_Assigned task_: What lines in the records include the string "Download"? Return each one.

_Data under study_:
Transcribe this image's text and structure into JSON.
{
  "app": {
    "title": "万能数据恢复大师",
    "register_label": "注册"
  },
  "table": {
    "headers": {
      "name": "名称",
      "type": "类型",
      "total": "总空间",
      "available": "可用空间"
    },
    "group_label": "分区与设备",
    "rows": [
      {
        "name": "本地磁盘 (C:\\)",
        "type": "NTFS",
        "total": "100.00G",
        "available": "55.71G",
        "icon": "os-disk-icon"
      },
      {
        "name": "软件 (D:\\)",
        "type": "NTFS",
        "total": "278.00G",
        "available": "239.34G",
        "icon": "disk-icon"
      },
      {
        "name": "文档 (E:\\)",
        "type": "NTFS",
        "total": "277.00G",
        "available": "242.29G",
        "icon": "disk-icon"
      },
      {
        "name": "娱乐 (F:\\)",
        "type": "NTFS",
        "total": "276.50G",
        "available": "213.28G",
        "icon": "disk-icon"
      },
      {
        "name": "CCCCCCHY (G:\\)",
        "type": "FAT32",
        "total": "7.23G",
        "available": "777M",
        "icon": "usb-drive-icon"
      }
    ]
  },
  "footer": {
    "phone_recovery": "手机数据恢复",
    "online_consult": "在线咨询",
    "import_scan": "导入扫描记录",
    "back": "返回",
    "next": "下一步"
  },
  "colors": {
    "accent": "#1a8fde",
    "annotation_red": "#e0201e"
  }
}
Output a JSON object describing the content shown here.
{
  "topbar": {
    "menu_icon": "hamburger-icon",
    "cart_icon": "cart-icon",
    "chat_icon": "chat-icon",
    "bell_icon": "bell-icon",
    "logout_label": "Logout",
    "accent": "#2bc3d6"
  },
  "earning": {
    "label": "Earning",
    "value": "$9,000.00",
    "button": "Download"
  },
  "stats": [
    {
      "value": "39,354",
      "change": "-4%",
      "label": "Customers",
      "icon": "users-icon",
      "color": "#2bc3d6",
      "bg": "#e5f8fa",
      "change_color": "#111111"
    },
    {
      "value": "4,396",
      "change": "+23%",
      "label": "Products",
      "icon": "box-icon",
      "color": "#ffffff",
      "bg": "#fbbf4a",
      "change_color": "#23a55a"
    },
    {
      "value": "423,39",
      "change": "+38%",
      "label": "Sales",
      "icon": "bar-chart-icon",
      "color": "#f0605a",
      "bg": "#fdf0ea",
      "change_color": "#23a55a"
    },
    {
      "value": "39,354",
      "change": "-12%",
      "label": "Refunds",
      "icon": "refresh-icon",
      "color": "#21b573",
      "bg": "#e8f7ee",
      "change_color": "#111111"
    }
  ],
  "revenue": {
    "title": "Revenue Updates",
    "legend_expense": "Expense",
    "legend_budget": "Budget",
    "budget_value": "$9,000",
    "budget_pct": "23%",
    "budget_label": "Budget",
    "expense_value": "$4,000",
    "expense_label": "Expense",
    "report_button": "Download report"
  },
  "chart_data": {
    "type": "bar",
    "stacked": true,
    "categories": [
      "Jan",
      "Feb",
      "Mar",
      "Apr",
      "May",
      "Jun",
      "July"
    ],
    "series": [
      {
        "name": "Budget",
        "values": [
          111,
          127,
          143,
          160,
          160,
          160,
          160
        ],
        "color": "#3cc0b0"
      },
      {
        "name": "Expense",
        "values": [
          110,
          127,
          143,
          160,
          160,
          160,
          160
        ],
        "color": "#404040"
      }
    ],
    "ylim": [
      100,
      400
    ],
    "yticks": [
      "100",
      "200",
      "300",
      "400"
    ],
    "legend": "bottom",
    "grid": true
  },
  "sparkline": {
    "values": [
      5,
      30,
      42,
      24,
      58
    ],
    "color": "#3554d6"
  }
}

_Output below_:
    "button": "Download"
    "report_button": "Download report"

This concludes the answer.